▶ Required action
Here is a set of records. Copy them all exactly.

▶ Task data
<<<<
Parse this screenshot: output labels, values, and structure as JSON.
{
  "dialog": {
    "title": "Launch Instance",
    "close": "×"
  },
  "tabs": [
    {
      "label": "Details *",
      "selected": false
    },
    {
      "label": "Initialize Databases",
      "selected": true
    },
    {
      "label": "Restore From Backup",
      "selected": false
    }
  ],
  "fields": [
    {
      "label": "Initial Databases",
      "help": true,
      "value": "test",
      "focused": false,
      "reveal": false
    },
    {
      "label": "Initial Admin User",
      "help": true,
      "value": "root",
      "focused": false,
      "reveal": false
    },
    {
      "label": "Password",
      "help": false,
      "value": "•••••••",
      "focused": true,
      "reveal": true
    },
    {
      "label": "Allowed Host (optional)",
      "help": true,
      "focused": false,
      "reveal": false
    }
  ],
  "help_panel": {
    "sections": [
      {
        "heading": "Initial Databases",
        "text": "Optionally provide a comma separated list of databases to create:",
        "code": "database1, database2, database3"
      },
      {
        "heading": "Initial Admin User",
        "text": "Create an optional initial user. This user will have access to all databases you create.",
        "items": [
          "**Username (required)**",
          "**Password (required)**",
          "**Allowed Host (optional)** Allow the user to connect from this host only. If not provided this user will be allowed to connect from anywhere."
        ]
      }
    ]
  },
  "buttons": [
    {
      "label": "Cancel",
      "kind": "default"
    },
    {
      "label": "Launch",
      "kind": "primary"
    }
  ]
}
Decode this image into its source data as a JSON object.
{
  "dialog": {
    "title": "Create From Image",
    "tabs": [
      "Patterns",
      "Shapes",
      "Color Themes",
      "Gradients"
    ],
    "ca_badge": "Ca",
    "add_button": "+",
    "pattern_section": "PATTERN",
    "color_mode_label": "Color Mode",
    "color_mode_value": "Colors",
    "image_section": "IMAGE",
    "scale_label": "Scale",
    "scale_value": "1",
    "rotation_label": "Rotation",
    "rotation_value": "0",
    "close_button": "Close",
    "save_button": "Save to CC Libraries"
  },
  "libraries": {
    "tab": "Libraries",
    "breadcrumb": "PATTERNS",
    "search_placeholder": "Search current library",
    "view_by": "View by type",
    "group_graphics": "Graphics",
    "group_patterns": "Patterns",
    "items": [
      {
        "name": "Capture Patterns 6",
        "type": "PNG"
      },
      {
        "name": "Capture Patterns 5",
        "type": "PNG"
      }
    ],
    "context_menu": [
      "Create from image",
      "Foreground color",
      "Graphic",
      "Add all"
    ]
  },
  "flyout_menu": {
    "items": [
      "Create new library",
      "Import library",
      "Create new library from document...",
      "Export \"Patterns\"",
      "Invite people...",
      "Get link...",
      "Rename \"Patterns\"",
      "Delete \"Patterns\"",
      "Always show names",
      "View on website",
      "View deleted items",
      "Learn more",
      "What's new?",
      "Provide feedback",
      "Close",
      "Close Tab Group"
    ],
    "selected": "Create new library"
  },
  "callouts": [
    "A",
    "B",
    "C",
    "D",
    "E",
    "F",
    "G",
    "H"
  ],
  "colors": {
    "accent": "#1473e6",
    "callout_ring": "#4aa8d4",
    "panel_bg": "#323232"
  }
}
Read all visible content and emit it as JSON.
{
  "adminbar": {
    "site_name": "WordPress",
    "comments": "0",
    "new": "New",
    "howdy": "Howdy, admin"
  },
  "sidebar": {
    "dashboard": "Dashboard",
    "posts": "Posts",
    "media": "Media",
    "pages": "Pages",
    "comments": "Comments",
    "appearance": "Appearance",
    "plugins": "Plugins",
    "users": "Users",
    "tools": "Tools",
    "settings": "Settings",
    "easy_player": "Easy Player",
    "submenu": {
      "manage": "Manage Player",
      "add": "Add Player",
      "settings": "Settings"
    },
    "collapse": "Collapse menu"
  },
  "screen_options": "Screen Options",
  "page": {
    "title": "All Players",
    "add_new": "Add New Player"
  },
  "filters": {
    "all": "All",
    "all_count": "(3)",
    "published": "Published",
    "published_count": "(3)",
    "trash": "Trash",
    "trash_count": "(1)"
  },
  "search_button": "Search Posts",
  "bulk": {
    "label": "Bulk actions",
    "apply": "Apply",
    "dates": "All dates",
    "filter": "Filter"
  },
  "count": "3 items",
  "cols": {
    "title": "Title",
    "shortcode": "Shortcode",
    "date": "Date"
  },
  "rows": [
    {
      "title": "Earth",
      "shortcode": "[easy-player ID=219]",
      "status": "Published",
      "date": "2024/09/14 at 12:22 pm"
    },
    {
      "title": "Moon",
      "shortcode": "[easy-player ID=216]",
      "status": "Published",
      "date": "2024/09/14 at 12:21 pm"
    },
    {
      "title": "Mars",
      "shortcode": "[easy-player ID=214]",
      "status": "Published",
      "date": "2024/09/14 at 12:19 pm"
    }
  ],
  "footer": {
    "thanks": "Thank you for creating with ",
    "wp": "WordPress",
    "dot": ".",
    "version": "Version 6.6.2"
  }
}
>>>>
▶ Solved problem
Parse this screenshot: output labels, values, and structure as JSON.
{
  "dialog": {
    "title": "Launch Instance",
    "close": "×"
  },
  "tabs": [
    {
      "label": "Details *",
      "selected": false
    },
    {
      "label": "Initialize Databases",
      "selected": true
    },
    {
      "label": "Restore From Backup",
      "selected": false
    }
  ],
  "fields": [
    {
      "label": "Initial Databases",
      "help": true,
      "value": "test",
      "focused": false,
      "reveal": false
    },
    {
      "label": "Initial Admin User",
      "help": true,
      "value": "root",
      "focused": false,
      "reveal": false
    },
    {
      "label": "Password",
      "help": false,
      "value": "•••••••",
      "focused": true,
      "reveal": true
    },
    {
      "label": "Allowed Host (optional)",
      "help": true,
      "focused": false,
      "reveal": false
    }
  ],
  "help_panel": {
    "sections": [
      {
        "heading": "Initial Databases",
        "text": "Optionally provide a comma separated list of databases to create:",
        "code": "database1, database2, database3"
      },
      {
        "heading": "Initial Admin User",
        "text": "Create an optional initial user. This user will have access to all databases you create.",
        "items": [
          "**Username (required)**",
          "**Password (required)**",
          "**Allowed Host (optional)** Allow the user to connect from this host only. If not provided this user will be allowed to connect from anywhere."
        ]
      }
    ]
  },
  "buttons": [
    {
      "label": "Cancel",
      "kind": "default"
    },
    {
      "label": "Launch",
      "kind": "primary"
    }
  ]
}
Decode this image into its source data as a JSON object.
{
  "dialog": {
    "title": "Create From Image",
    "tabs": [
      "Patterns",
      "Shapes",
      "Color Themes",
      "Gradients"
    ],
    "ca_badge": "Ca",
    "add_button": "+",
    "pattern_section": "PATTERN",
    "color_mode_label": "Color Mode",
    "color_mode_value": "Colors",
    "image_section": "IMAGE",
    "scale_label": "Scale",
    "scale_value": "1",
    "rotation_label": "Rotation",
    "rotation_value": "0",
    "close_button": "Close",
    "save_button": "Save to CC Libraries"
  },
  "libraries": {
    "tab": "Libraries",
    "breadcrumb": "PATTERNS",
    "search_placeholder": "Search current library",
    "view_by": "View by type",
    "group_graphics": "Graphics",
    "group_patterns": "Patterns",
    "items": [
      {
        "name": "Capture Patterns 6",
        "type": "PNG"
      },
      {
        "name": "Capture Patterns 5",
        "type": "PNG"
      }
    ],
    "context_menu": [
      "Create from image",
      "Foreground color",
      "Graphic",
      "Add all"
    ]
  },
  "flyout_menu": {
    "items": [
      "Create new library",
      "Import library",
      "Create new library from document...",
      "Export \"Patterns\"",
      "Invite people...",
      "Get link...",
      "Rename \"Patterns\"",
      "Delete \"Patterns\"",
      "Always show names",
      "View on website",
      "View deleted items",
      "Learn more",
      "What's new?",
      "Provide feedback",
      "Close",
      "Close Tab Group"
    ],
    "selected": "Create new library"
  },
  "callouts": [
    "A",
    "B",
    "C",
    "D",
    "E",
    "F",
    "G",
    "H"
  ],
  "colors": {
    "accent": "#1473e6",
    "callout_ring": "#4aa8d4",
    "panel_bg": "#323232"
  }
}
Read all visible content and emit it as JSON.
{
  "adminbar": {
    "site_name": "WordPress",
    "comments": "0",
    "new": "New",
    "howdy": "Howdy, admin"
  },
  "sidebar": {
    "dashboard": "Dashboard",
    "posts": "Posts",
    "media": "Media",
    "pages": "Pages",
    "comments": "Comments",
    "appearance": "Appearance",
    "plugins": "Plugins",
    "users": "Users",
    "tools": "Tools",
    "settings": "Settings",
    "easy_player": "Easy Player",
    "submenu": {
      "manage": "Manage Player",
      "add": "Add Player",
      "settings": "Settings"
    },
    "collapse": "Collapse menu"
  },
  "screen_options": "Screen Options",
  "page": {
    "title": "All Players",
    "add_new": "Add New Player"
  },
  "filters": {
    "all": "All",
    "all_count": "(3)",
    "published": "Published",
    "published_count": "(3)",
    "trash": "Trash",
    "trash_count": "(1)"
  },
  "search_button": "Search Posts",
  "bulk": {
    "label": "Bulk actions",
    "apply": "Apply",
    "dates": "All dates",
    "filter": "Filter"
  },
  "count": "3 items",
  "cols": {
    "title": "Title",
    "shortcode": "Shortcode",
    "date": "Date"
  },
  "rows": [
    {
      "title": "Earth",
      "shortcode": "[easy-player ID=219]",
      "status": "Published",
      "date": "2024/09/14 at 12:22 pm"
    },
    {
      "title": "Moon",
      "shortcode": "[easy-player ID=216]",
      "status": "Published",
      "date": "2024/09/14 at 12:21 pm"
    },
    {
      "title": "Mars",
      "shortcode": "[easy-player ID=214]",
      "status": "Published",
      "date": "2024/09/14 at 12:19 pm"
    }
  ],
  "footer": {
    "thanks": "Thank you for creating with ",
    "wp": "WordPress",
    "dot": ".",
    "version": "Version 6.6.2"
  }
}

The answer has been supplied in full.